Reports said new premier Brown was to spend the weekend considering whether to gamble on going to the electorate early to seek his own five-year mandate.
The polls gave Labour a whopping double-digit lead over the main opposition Conservatives, who insist they are keen and ready to fight a general election despite the grim reading in Saturday's newspapers.
A Populus poll in The Times put Labour on 41 percent, the Conservatives on 31 percent and the Liberal Democrats on 17 percent.
A separate YouGov survey in The Daily Telegraph had Labour even further ahead, on 43 percent compared to 32 percent for the Tories and 15 percent for the Lib Dems.
Such figures would be enough to give Labour a giant majority due to Britain's first-past-the-post voting system.
Brown took over from Tony Blair as prime minister on June 27, reviving Labour's opinion poll fortunes two years on from the last general election.
YouGov also found Brown was far outstripping Conservative leader David Cameron in his personal ratings.
Some 45 percent of those surveyed thought Brown was in touch with people's concerns, as opposed to just 18 percent saying the same of Cameron.
The Tory chief was regarded as "generally out of touch" by 59 percent, while 57 percent said he appeared "lightweight" compared to Brown.
Populus found 59 percent thought Brown "has what it takes" to be a good prime minister, as opposed to 30 percent for Cameron.
And 78 percent thought Brown had the answers to the big problems facing Britain, compared to 20 percent for Cameron.
"November poll alert as Brown rides high," said the front page of The Times.
"If this pattern holds, then by this time next week Mr Brown will be making his final preparations before asking the Queen to dissolve parliament," its editorial said.
The newspaper said most of Brown's allies want him to gamble on an early election, and though he would not make a formal decision this weekend, he would likely hold another "council of war" during the week and next weekend.
The Conservatives get their turn in the spotlight this week when they gather in Blackpool for their annual conference.
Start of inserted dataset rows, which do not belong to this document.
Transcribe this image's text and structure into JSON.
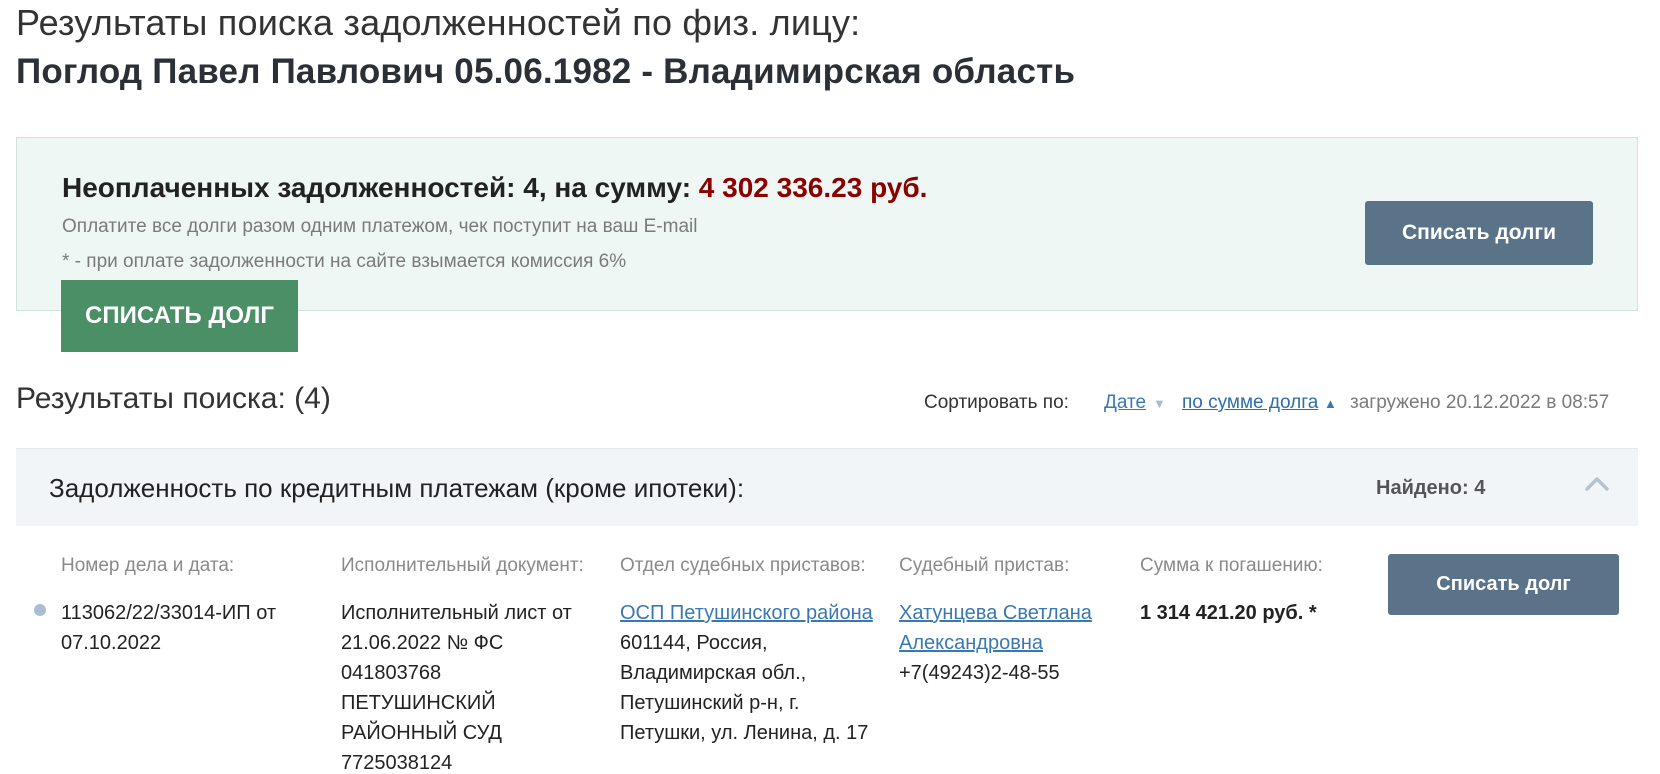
{
  "header": {
    "title": "Результаты поиска задолженностей по физ. лицу:",
    "subject": "Поглод Павел Павлович 05.06.1982 - Владимирская область"
  },
  "summary": {
    "label": "Неоплаченных задолженностей: 4, на сумму:",
    "amount": "4 302 336.23 руб.",
    "note": "Оплатите все долги разом одним платежом, чек поступит на ваш E-mail",
    "commission": "* - при оплате задолженности на сайте взымается комиссия 6%",
    "pay_all_button": "Списать долги",
    "pay_button": "СПИСАТЬ ДОЛГ"
  },
  "results": {
    "title": "Результаты поиска: (4)",
    "sort_label": "Сортировать по:",
    "sort_date": "Дате",
    "sort_sum": "по сумме долга",
    "loaded": "загружено 20.12.2022 в 08:57"
  },
  "category": {
    "title": "Задолженность по кредитным платежам (кроме ипотеки):",
    "found_label": "Найдено:",
    "found_count": "4"
  },
  "table": {
    "columns": [
      "Номер дела и дата:",
      "Исполнительный документ:",
      "Отдел судебных приставов:",
      "Судебный пристав:",
      "Сумма к погашению:"
    ],
    "rows": [
      {
        "case": "113062/22/33014-ИП от 07.10.2022",
        "document": "Исполнительный лист от 21.06.2022 № ФС 041803768 ПЕТУШИНСКИЙ РАЙОННЫЙ СУД 7725038124",
        "department_link": "ОСП Петушинского района",
        "department_address": "601144, Россия, Владимирская обл., Петушинский р-н, г. Петушки, ул. Ленина, д. 17",
        "bailiff_link": "Хатунцева Светлана Александровна",
        "bailiff_phone": "+7(49243)2-48-55",
        "amount": "1 314 421.20 руб.",
        "amount_suffix": " *",
        "pay_button": "Списать долг"
      }
    ]
  },
  "colors": {
    "accent_slate": "#5a7388",
    "accent_green": "#4a8f65",
    "amount_red": "#8b0000",
    "link_blue": "#3a78b0"
  },
  "icons": {
    "sort_desc": "triangle-down-icon",
    "sort_asc": "triangle-up-icon",
    "collapse": "chevron-up-icon",
    "bullet": "dot-icon"
  }
}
The Times said Brown would be reluctant to call an election during the Tories' gathering, but nonetheless, the week ahead is shaping up to be a straight contest between Brown, with his finger on the trigger and Cameron trying to deter him from firing the starting gun.
Brown did his best to woo Conservative voters during Labour's annual conference last week, after having invited Baroness Margaret Thatcher, the Tory titan and former prime minister, to tea at Downing Street.
However, Thatcher distanced herself from Brown in a message in The Sun newspaper, urging the prime minister to change course and hold a referendum on the European Union treaty.
"May I say to the prime minister, don't believe the assurances from Brussels - they gave similar ones to me!" the 1980s premier said.
"It's not too late to listen and it's not too late to act. This treaty matters prime minister, so be bold and let the people have the final say!"
That was one of few chinks of light for Cameron, who heads to Blackpool later Saturday.
Cameron's finest hour came in the north-west English town two years ago, when his dazzling conference speech all but ensured his election as party leader.
Now he needs another star turn in the faded seaside resort to revive the Conservatives' fortunes and make Brown hesitate.
YouGov sampled 2,165 voters across Britain between Wednesday and Friday. Populus polled 948 adults on Wednesday and Thursday.
Last Mod: 30 Eylül 2007, 11:09